EXERCISE REQUIREMENTS
All of the entries should be written out again exactly.

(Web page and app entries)
•••••

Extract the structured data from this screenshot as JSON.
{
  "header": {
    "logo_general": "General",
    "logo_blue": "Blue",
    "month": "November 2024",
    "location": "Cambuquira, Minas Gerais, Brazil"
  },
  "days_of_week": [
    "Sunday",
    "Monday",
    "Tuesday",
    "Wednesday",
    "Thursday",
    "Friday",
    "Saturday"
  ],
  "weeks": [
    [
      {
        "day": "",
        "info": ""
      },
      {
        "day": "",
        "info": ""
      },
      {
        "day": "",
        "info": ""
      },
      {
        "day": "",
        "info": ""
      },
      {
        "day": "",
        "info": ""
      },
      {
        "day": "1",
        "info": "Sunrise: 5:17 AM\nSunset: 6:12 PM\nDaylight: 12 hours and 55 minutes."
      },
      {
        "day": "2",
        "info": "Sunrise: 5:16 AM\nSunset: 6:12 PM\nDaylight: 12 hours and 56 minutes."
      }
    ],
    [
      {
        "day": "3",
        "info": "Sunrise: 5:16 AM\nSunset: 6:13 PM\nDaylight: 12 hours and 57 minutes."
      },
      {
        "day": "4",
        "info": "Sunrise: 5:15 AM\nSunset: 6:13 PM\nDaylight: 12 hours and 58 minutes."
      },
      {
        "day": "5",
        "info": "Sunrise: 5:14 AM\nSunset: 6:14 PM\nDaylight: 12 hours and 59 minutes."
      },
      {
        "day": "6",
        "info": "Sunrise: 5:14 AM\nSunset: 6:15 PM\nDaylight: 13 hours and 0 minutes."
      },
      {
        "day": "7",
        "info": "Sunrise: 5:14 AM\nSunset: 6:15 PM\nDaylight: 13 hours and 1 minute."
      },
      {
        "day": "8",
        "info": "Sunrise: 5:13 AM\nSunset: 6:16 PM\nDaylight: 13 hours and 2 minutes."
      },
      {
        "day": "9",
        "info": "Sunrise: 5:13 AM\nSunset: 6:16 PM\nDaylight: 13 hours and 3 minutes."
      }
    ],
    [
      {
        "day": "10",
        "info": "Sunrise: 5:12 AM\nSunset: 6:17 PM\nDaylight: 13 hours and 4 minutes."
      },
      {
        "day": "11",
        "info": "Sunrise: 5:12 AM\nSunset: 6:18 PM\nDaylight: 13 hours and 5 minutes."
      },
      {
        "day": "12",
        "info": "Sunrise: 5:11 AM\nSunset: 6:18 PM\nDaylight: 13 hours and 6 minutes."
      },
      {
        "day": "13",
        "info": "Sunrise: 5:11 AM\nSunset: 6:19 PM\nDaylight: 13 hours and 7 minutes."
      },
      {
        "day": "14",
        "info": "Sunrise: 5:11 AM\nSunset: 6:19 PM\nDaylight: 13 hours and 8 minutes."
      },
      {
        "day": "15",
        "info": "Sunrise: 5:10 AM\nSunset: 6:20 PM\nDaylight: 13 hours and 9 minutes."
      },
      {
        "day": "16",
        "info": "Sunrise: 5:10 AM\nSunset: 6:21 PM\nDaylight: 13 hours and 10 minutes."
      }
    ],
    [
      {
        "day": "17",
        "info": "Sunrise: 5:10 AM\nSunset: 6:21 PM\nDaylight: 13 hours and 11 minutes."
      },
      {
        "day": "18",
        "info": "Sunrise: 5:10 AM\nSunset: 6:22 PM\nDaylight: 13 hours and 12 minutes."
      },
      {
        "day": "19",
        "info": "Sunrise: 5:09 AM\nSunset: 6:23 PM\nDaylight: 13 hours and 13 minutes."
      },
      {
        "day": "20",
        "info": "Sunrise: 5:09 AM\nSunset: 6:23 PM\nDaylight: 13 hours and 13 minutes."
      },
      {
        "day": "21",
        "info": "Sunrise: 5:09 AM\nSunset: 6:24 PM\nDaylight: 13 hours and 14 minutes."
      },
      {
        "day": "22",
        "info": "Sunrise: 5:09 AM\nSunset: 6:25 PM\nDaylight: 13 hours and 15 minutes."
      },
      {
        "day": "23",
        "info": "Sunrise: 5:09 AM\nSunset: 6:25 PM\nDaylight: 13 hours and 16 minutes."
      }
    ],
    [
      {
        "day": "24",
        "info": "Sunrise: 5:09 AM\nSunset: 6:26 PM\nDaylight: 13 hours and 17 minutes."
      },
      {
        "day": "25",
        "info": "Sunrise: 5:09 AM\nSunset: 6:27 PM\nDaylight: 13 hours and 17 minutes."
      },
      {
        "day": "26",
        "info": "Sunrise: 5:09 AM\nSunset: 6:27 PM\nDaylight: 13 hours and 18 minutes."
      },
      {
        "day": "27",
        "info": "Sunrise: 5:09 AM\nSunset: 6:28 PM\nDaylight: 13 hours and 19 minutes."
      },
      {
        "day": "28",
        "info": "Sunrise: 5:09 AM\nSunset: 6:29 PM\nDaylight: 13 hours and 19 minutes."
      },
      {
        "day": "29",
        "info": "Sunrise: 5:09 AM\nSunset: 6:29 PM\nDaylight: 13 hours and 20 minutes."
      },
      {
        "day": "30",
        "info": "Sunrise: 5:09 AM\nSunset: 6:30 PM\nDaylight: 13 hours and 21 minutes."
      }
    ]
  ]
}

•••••

REPLY TO THE TASK
Extract the structured data from this screenshot as JSON.
{
  "header": {
    "logo_general": "General",
    "logo_blue": "Blue",
    "month": "November 2024",
    "location": "Cambuquira, Minas Gerais, Brazil"
  },
  "days_of_week": [
    "Sunday",
    "Monday",
    "Tuesday",
    "Wednesday",
    "Thursday",
    "Friday",
    "Saturday"
  ],
  "weeks": [
    [
      {
        "day": "",
        "info": ""
      },
      {
        "day": "",
        "info": ""
      },
      {
        "day": "",
        "info": ""
      },
      {
        "day": "",
        "info": ""
      },
      {
        "day": "",
        "info": ""
      },
      {
        "day": "1",
        "info": "Sunrise: 5:17 AM\nSunset: 6:12 PM\nDaylight: 12 hours and 55 minutes."
      },
      {
        "day": "2",
        "info": "Sunrise: 5:16 AM\nSunset: 6:12 PM\nDaylight: 12 hours and 56 minutes."
      }
    ],
    [
      {
        "day": "3",
        "info": "Sunrise: 5:16 AM\nSunset: 6:13 PM\nDaylight: 12 hours and 57 minutes."
      },
      {
        "day": "4",
        "info": "Sunrise: 5:15 AM\nSunset: 6:13 PM\nDaylight: 12 hours and 58 minutes."
      },
      {
        "day": "5",
        "info": "Sunrise: 5:14 AM\nSunset: 6:14 PM\nDaylight: 12 hours and 59 minutes."
      },
      {
        "day": "6",
        "info": "Sunrise: 5:14 AM\nSunset: 6:15 PM\nDaylight: 13 hours and 0 minutes."
      },
      {
        "day": "7",
        "info": "Sunrise: 5:14 AM\nSunset: 6:15 PM\nDaylight: 13 hours and 1 minute."
      },
      {
        "day": "8",
        "info": "Sunrise: 5:13 AM\nSunset: 6:16 PM\nDaylight: 13 hours and 2 minutes."
      },
      {
        "day": "9",
        "info": "Sunrise: 5:13 AM\nSunset: 6:16 PM\nDaylight: 13 hours and 3 minutes."
      }
    ],
    [
      {
        "day": "10",
        "info": "Sunrise: 5:12 AM\nSunset: 6:17 PM\nDaylight: 13 hours and 4 minutes."
      },
      {
        "day": "11",
        "info": "Sunrise: 5:12 AM\nSunset: 6:18 PM\nDaylight: 13 hours and 5 minutes."
      },
      {
        "day": "12",
        "info": "Sunrise: 5:11 AM\nSunset: 6:18 PM\nDaylight: 13 hours and 6 minutes."
      },
      {
        "day": "13",
        "info": "Sunrise: 5:11 AM\nSunset: 6:19 PM\nDaylight: 13 hours and 7 minutes."
      },
      {
        "day": "14",
        "info": "Sunrise: 5:11 AM\nSunset: 6:19 PM\nDaylight: 13 hours and 8 minutes."
      },
      {
        "day": "15",
        "info": "Sunrise: 5:10 AM\nSunset: 6:20 PM\nDaylight: 13 hours and 9 minutes."
      },
      {
        "day": "16",
        "info": "Sunrise: 5:10 AM\nSunset: 6:21 PM\nDaylight: 13 hours and 10 minutes."
      }
    ],
    [
      {
        "day": "17",
        "info": "Sunrise: 5:10 AM\nSunset: 6:21 PM\nDaylight: 13 hours and 11 minutes."
      },
      {
        "day": "18",
        "info": "Sunrise: 5:10 AM\nSunset: 6:22 PM\nDaylight: 13 hours and 12 minutes."
      },
      {
        "day": "19",
        "info": "Sunrise: 5:09 AM\nSunset: 6:23 PM\nDaylight: 13 hours and 13 minutes."
      },
      {
        "day": "20",
        "info": "Sunrise: 5:09 AM\nSunset: 6:23 PM\nDaylight: 13 hours and 13 minutes."
      },
      {
        "day": "21",
        "info": "Sunrise: 5:09 AM\nSunset: 6:24 PM\nDaylight: 13 hours and 14 minutes."
      },
      {
        "day": "22",
        "info": "Sunrise: 5:09 AM\nSunset: 6:25 PM\nDaylight: 13 hours and 15 minutes."
      },
      {
        "day": "23",
        "info": "Sunrise: 5:09 AM\nSunset: 6:25 PM\nDaylight: 13 hours and 16 minutes."
      }
    ],
    [
      {
        "day": "24",
        "info": "Sunrise: 5:09 AM\nSunset: 6:26 PM\nDaylight: 13 hours and 17 minutes."
      },
      {
        "day": "25",
        "info": "Sunrise: 5:09 AM\nSunset: 6:27 PM\nDaylight: 13 hours and 17 minutes."
      },
      {
        "day": "26",
        "info": "Sunrise: 5:09 AM\nSunset: 6:27 PM\nDaylight: 13 hours and 18 minutes."
      },
      {
        "day": "27",
        "info": "Sunrise: 5:09 AM\nSunset: 6:28 PM\nDaylight: 13 hours and 19 minutes."
      },
      {
        "day": "28",
        "info": "Sunrise: 5:09 AM\nSunset: 6:29 PM\nDaylight: 13 hours and 19 minutes."
      },
      {
        "day": "29",
        "info": "Sunrise: 5:09 AM\nSunset: 6:29 PM\nDaylight: 13 hours and 20 minutes."
      },
      {
        "day": "30",
        "info": "Sunrise: 5:09 AM\nSunset: 6:30 PM\nDaylight: 13 hours and 21 minutes."
      }
    ]
  ]
}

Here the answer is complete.